Can you afford to sell your business?

The advantage of running a business over an extended period of time, other than increasing the value of the business (through expansion for example), is that you are able to extract value along the way, through dividends and salaries, which can be used to re-invest for the long term (retirement funding, property, investment portfolios etc. as alluded to above) or to settle personal liabilities such as a bond over a family home or vehicle finance.

Due to lifestyle decisions however it is quite possible that, should you be considering a sale of your business at a point in time, you may come to the unfortunate conclusion that most or all of the proceeds from the sale would only serve to settle all your liabilities, leaving very little for investment into the future either for retirement or to start a new business to continue for the foreseeable future.

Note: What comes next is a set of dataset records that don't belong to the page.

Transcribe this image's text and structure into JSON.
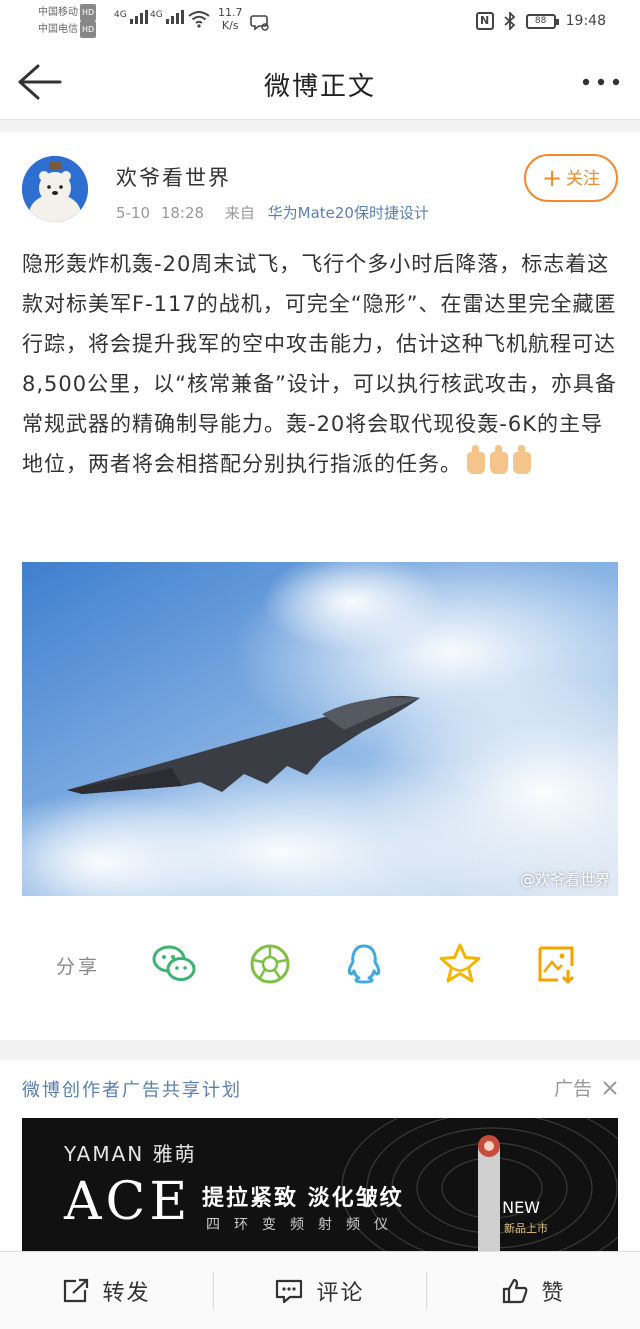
{
  "status_bar": {
    "carrier1": "中国移动",
    "carrier2": "中国电信",
    "hd": "HD",
    "net1": "4G",
    "net2": "4G",
    "speed_value": "11.7",
    "speed_unit": "K/s",
    "nfc": "N",
    "battery": "88",
    "time": "19:48"
  },
  "navbar": {
    "title": "微博正文"
  },
  "post": {
    "username": "欢爷看世界",
    "date": "5-10",
    "time": "18:28",
    "source_prefix": "来自",
    "source": "华为Mate20保时捷设计",
    "follow_label": "关注",
    "text": "隐形轰炸机轰-20周末试飞，飞行个多小时后降落，标志着这款对标美军F-117的战机，可完全“隐形”、在雷达里完全藏匿行踪，将会提升我军的空中攻击能力，估计这种飞机航程可达8,500公里，以“核常兼备”设计，可以执行核武攻击，亦具备常规武器的精确制导能力。轰-20将会取代现役轰-6K的主导地位，两者将会相搭配分别执行指派的任务。",
    "emoji": [
      "thumbs-up",
      "thumbs-up",
      "thumbs-up"
    ],
    "watermark": "@欢爷看世界"
  },
  "share": {
    "label": "分享",
    "targets": [
      "wechat",
      "moments",
      "qq",
      "favorite",
      "save-image"
    ]
  },
  "ad": {
    "title": "微博创作者广告共享计划",
    "label": "广告",
    "brand": "YAMAN 雅萌",
    "product": "ACE",
    "headline": "提拉紧致 淡化皱纹",
    "subline": "四环变频射频仪",
    "badge": "NEW",
    "badge_sub": "新品上市"
  },
  "bottom_bar": {
    "repost": "转发",
    "comment": "评论",
    "like": "赞"
  },
  "colors": {
    "accent_orange": "#f38a2e",
    "link_blue": "#5a7fb0",
    "wechat_green": "#3cb371",
    "qq_blue": "#3fa9e0",
    "star_gold": "#f5b400"
  }
}
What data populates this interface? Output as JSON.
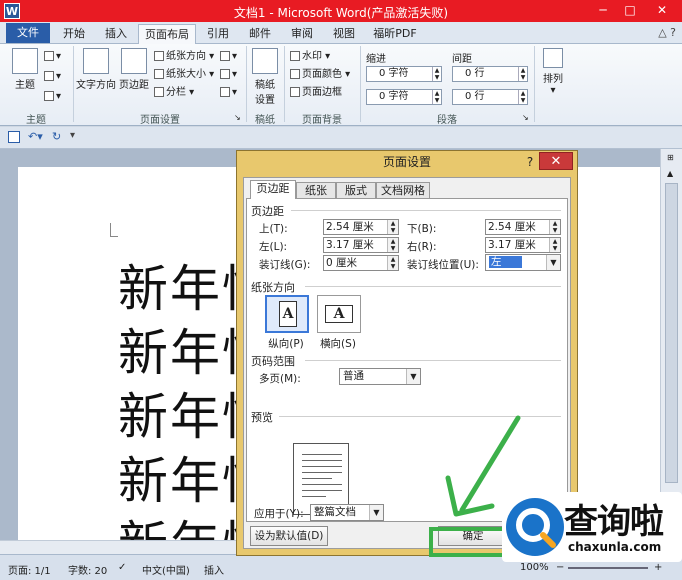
{
  "window": {
    "title": "文档1 - Microsoft Word(产品激活失败)"
  },
  "tabs": [
    "文件",
    "开始",
    "插入",
    "页面布局",
    "引用",
    "邮件",
    "审阅",
    "视图",
    "福昕PDF"
  ],
  "ribbon": {
    "groups": {
      "theme": "主题",
      "page_setup": "页面设置",
      "draft": "稿纸",
      "page_bg": "页面背景",
      "paragraph": "段落"
    },
    "theme_btn": "主题",
    "text_dir": "文字方向",
    "margins": "页边距",
    "orientation": "纸张方向",
    "size": "纸张大小",
    "columns": "分栏",
    "draft_btn_1": "稿纸",
    "draft_btn_2": "设置",
    "watermark": "水印",
    "page_color": "页面颜色",
    "page_border": "页面边框",
    "indent_label": "缩进",
    "spacing_label": "间距",
    "indent_left": "0 字符",
    "indent_right": "0 字符",
    "spacing_before": "0 行",
    "spacing_after": "0 行",
    "arrange": "排列"
  },
  "document": {
    "line_text": "新年快"
  },
  "status": {
    "page": "页面: 1/1",
    "words": "字数: 20",
    "lang": "中文(中国)",
    "insert": "插入",
    "zoom": "100%"
  },
  "dialog": {
    "title": "页面设置",
    "help": "?",
    "close": "✕",
    "tabs": [
      "页边距",
      "纸张",
      "版式",
      "文档网格"
    ],
    "margins_section": "页边距",
    "top_label": "上(T):",
    "top_value": "2.54 厘米",
    "bottom_label": "下(B):",
    "bottom_value": "2.54 厘米",
    "left_label": "左(L):",
    "left_value": "3.17 厘米",
    "right_label": "右(R):",
    "right_value": "3.17 厘米",
    "gutter_label": "装订线(G):",
    "gutter_value": "0 厘米",
    "gutter_pos_label": "装订线位置(U):",
    "gutter_pos_value": "左",
    "orientation_section": "纸张方向",
    "portrait": "纵向(P)",
    "landscape": "横向(S)",
    "pages_section": "页码范围",
    "multi_label": "多页(M):",
    "multi_value": "普通",
    "preview_section": "预览",
    "apply_label": "应用于(Y):",
    "apply_value": "整篇文档",
    "default_btn": "设为默认值(D)",
    "ok_btn": "确定"
  },
  "watermark": {
    "brand": "查询啦",
    "url": "chaxunla.com"
  },
  "colors": {
    "title_bar": "#e81b23",
    "file_tab": "#2a5da8",
    "highlight": "#3cb04a",
    "dialog_frame": "#e8c86d"
  }
}
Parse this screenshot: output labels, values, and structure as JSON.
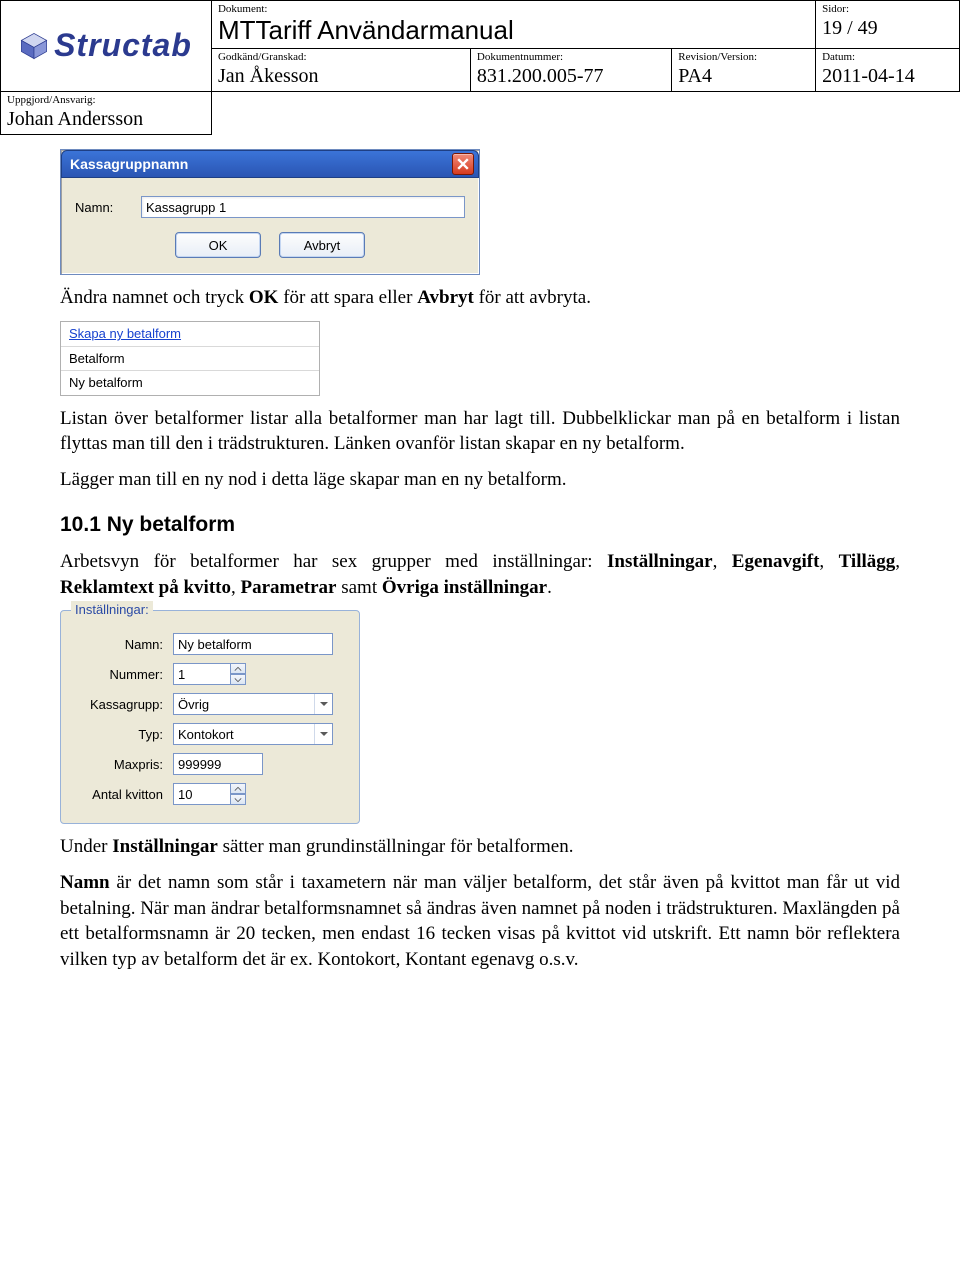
{
  "header": {
    "logo_text": "Structab",
    "dokument_lbl": "Dokument:",
    "dokument_val": "MTTariff Användarmanual",
    "sidor_lbl": "Sidor:",
    "sidor_val": "19 / 49",
    "uppgjord_lbl": "Uppgjord/Ansvarig:",
    "uppgjord_val": "Johan Andersson",
    "godkand_lbl": "Godkänd/Granskad:",
    "godkand_val": "Jan Åkesson",
    "doknr_lbl": "Dokumentnummer:",
    "doknr_val": "831.200.005-77",
    "rev_lbl": "Revision/Version:",
    "rev_val": "PA4",
    "datum_lbl": "Datum:",
    "datum_val": "2011-04-14"
  },
  "dialog1": {
    "title": "Kassagruppnamn",
    "name_label": "Namn:",
    "name_value": "Kassagrupp 1",
    "ok": "OK",
    "cancel": "Avbryt"
  },
  "para1_a": "Ändra namnet och tryck ",
  "para1_b": "OK",
  "para1_c": " för att spara eller ",
  "para1_d": "Avbryt",
  "para1_e": " för att avbryta.",
  "listbox": {
    "link": "Skapa ny betalform",
    "items": [
      "Betalform",
      "Ny betalform"
    ]
  },
  "para2": "Listan över betalformer listar alla betalformer man har lagt till. Dubbelklickar man på en betalform i listan flyttas man till den i trädstrukturen. Länken ovanför listan skapar en ny betalform.",
  "para3": "Lägger man till en ny nod i detta läge skapar man en ny betalform.",
  "heading": "10.1 Ny betalform",
  "para4_a": "Arbetsvyn för betalformer har sex grupper med inställningar: ",
  "para4_g1": "Inställningar",
  "para4_s1": ", ",
  "para4_g2": "Egenavgift",
  "para4_s2": ", ",
  "para4_g3": "Tillägg",
  "para4_s3": ", ",
  "para4_g4": "Reklamtext på kvitto",
  "para4_s4": ", ",
  "para4_g5": "Parametrar",
  "para4_s5": " samt ",
  "para4_g6": "Övriga inställningar",
  "para4_end": ".",
  "fieldset": {
    "legend": "Inställningar:",
    "namn_lbl": "Namn:",
    "namn_val": "Ny betalform",
    "nummer_lbl": "Nummer:",
    "nummer_val": "1",
    "kassagrupp_lbl": "Kassagrupp:",
    "kassagrupp_val": "Övrig",
    "typ_lbl": "Typ:",
    "typ_val": "Kontokort",
    "maxpris_lbl": "Maxpris:",
    "maxpris_val": "999999",
    "antal_lbl": "Antal kvitton",
    "antal_val": "10"
  },
  "para5_a": "Under ",
  "para5_b": "Inställningar",
  "para5_c": " sätter man grundinställningar för betalformen.",
  "para6_a": "Namn",
  "para6_b": " är det namn som står i taxametern när man väljer betalform, det står även på kvittot man får ut vid betalning. När man ändrar betalformsnamnet så ändras även namnet på noden i trädstrukturen. Maxlängden på ett betalformsnamn är 20 tecken, men endast 16 tecken visas på kvittot vid utskrift. Ett namn bör reflektera vilken typ av betalform det är ex. Kontokort, Kontant egenavg o.s.v."
}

It is therefore important to match your lifestyle with your business value (ongoing extraction and potential future sale) to ensure you don’t fall into this type of situation, particularly toward the end of your active working years.

Complexities in connection with a sale of business

Here below are a few things to keep in mind, on an ongoing basis, in relation to an imminent or potential future sale of business.

Management retention: As part of a sale of most businesses, key management personnel will need to be retained in order to ensure the business continues operating unhindered and profitably. Part of the strategy for extracting value from a business (monthly/annually) should be a consideration of whether key management are being incentivised to remain with the business long term.

Staff loyalty: Often a two way street: you hope to retain staff on an ongoing basis who have the best interests of the business in mind, and similarly, people employed at your business would hope that the business owners keep their best interests in mind with regard to the sustainability and continuity of the business and their employment.

Client/customer retention: It goes without saying that a business needs clients/customers to continue in existence. These clients/customers are not bound to your business (unless specific contracts exist) and are therefore free to move to other service or product providers as they see fit. Part of the value in a business is therefore the client/customer base and whether the relationship is easily sustainable with a measure of certainty. It is important therefore to consider whether your clients/customers are loyal to you personally, or to your business as a whole.

Value in someone else’s hands: It is always worth keeping in mind what your business looks like to a third party. Keeping an objective view of your business allows you to identify areas of improvement that would increase the current and potential future value. Bear in mind that someone else may be able to do what you do better. This would indicate that the inherent value of your business may be worth more than you have in mind, and this may be a good indication of where you could improve your business currently.


As can be seen from all of the above there are various considerations, both ongoing and for the future, that extend far beyond a simple valuation of your business based on profits and a required rate of return. For most people running a business, significant (if not all) time and resources are invested, hopefully generating wealth for current and future generations to enjoy.

It is worth taking the time to reflect on issues such as those detailed herein to plan ahead to ensure your business serves you, and those around you, well.

28 Aug 2017 14:44


About Struan Robertson

After studying at UCT Struan completed his articles at Greenwoods (now Baker Tilly) and spent a few months on secondment in New York. He qualified as a Chartered Accountant in 2009. After qualifying, Struan joined Purcell Accounting as an Audit Senior/Manager and became a director in January 2014. He further became a director at Meredith Harington in August 2014.